ABOUT THIS TASK:
Output every line below without omitting or altering anything.

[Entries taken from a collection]

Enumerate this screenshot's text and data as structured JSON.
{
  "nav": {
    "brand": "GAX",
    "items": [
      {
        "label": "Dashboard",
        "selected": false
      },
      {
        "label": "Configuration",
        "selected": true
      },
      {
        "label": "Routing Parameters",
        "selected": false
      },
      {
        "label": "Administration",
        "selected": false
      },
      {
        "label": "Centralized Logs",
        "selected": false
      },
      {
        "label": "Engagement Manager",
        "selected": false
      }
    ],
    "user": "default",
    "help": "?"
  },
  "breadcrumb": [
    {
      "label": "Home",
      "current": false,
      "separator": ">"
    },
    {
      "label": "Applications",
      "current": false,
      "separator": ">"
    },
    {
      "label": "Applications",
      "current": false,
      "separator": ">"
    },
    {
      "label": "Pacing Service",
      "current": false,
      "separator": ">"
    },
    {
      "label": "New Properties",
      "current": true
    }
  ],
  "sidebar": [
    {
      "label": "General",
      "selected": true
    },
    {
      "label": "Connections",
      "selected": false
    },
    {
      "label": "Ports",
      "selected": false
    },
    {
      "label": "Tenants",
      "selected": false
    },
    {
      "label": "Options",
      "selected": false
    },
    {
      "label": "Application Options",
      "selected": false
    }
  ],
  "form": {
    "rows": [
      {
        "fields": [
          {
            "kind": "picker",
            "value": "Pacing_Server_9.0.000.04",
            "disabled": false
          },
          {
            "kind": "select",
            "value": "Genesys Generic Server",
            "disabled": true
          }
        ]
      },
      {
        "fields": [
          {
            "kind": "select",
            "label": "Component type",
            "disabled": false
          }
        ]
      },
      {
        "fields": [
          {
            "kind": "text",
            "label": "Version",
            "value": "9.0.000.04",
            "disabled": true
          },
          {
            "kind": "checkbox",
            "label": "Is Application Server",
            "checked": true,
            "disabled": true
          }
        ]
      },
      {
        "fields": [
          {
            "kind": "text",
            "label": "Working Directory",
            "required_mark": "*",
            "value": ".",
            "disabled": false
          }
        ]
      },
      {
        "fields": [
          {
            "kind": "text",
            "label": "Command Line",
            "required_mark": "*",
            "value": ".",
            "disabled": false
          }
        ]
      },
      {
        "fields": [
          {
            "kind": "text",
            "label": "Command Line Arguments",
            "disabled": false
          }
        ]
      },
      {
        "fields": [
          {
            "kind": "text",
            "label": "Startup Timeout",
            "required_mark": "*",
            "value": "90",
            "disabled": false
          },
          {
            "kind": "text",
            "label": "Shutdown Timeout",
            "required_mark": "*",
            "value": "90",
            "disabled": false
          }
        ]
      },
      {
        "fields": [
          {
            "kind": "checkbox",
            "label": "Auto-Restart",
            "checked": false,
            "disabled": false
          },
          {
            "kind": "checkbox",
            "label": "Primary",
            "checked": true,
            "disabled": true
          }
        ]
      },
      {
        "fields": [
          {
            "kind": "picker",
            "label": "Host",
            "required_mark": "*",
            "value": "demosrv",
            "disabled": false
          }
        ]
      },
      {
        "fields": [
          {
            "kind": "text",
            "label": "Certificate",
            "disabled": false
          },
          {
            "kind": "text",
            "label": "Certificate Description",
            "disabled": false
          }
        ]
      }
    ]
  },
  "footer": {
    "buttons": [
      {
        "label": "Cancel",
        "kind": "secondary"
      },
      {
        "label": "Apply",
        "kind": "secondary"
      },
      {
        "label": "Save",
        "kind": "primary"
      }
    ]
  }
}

RESPONSE TO THIS TASK:
Enumerate this screenshot's text and data as structured JSON.
{
  "nav": {
    "brand": "GAX",
    "items": [
      {
        "label": "Dashboard",
        "selected": false
      },
      {
        "label": "Configuration",
        "selected": true
      },
      {
        "label": "Routing Parameters",
        "selected": false
      },
      {
        "label": "Administration",
        "selected": false
      },
      {
        "label": "Centralized Logs",
        "selected": false
      },
      {
        "label": "Engagement Manager",
        "selected": false
      }
    ],
    "user": "default",
    "help": "?"
  },
  "breadcrumb": [
    {
      "label": "Home",
      "current": false,
      "separator": ">"
    },
    {
      "label": "Applications",
      "current": false,
      "separator": ">"
    },
    {
      "label": "Applications",
      "current": false,
      "separator": ">"
    },
    {
      "label": "Pacing Service",
      "current": false,
      "separator": ">"
    },
    {
      "label": "New Properties",
      "current": true
    }
  ],
  "sidebar": [
    {
      "label": "General",
      "selected": true
    },
    {
      "label": "Connections",
      "selected": false
    },
    {
      "label": "Ports",
      "selected": false
    },
    {
      "label": "Tenants",
      "selected": false
    },
    {
      "label": "Options",
      "selected": false
    },
    {
      "label": "Application Options",
      "selected": false
    }
  ],
  "form": {
    "rows": [
      {
        "fields": [
          {
            "kind": "picker",
            "value": "Pacing_Server_9.0.000.04",
            "disabled": false
          },
          {
            "kind": "select",
            "value": "Genesys Generic Server",
            "disabled": true
          }
        ]
      },
      {
        "fields": [
          {
            "kind": "select",
            "label": "Component type",
            "disabled": false
          }
        ]
      },
      {
        "fields": [
          {
            "kind": "text",
            "label": "Version",
            "value": "9.0.000.04",
            "disabled": true
          },
          {
            "kind": "checkbox",
            "label": "Is Application Server",
            "checked": true,
            "disabled": true
          }
        ]
      },
      {
        "fields": [
          {
            "kind": "text",
            "label": "Working Directory",
            "required_mark": "*",
            "value": ".",
            "disabled": false
          }
        ]
      },
      {
        "fields": [
          {
            "kind": "text",
            "label": "Command Line",
            "required_mark": "*",
            "value": ".",
            "disabled": false
          }
        ]
      },
      {
        "fields": [
          {
            "kind": "text",
            "label": "Command Line Arguments",
            "disabled": false
          }
        ]
      },
      {
        "fields": [
          {
            "kind": "text",
            "label": "Startup Timeout",
            "required_mark": "*",
            "value": "90",
            "disabled": false
          },
          {
            "kind": "text",
            "label": "Shutdown Timeout",
            "required_mark": "*",
            "value": "90",
            "disabled": false
          }
        ]
      },
      {
        "fields": [
          {
            "kind": "checkbox",
            "label": "Auto-Restart",
            "checked": false,
            "disabled": false
          },
          {
            "kind": "checkbox",
            "label": "Primary",
            "checked": true,
            "disabled": true
          }
        ]
      },
      {
        "fields": [
          {
            "kind": "picker",
            "label": "Host",
            "required_mark": "*",
            "value": "demosrv",
            "disabled": false
          }
        ]
      },
      {
        "fields": [
          {
            "kind": "text",
            "label": "Certificate",
            "disabled": false
          },
          {
            "kind": "text",
            "label": "Certificate Description",
            "disabled": false
          }
        ]
      }
    ]
  },
  "footer": {
    "buttons": [
      {
        "label": "Cancel",
        "kind": "secondary"
      },
      {
        "label": "Apply",
        "kind": "secondary"
      },
      {
        "label": "Save",
        "kind": "primary"
      }
    ]
  }
}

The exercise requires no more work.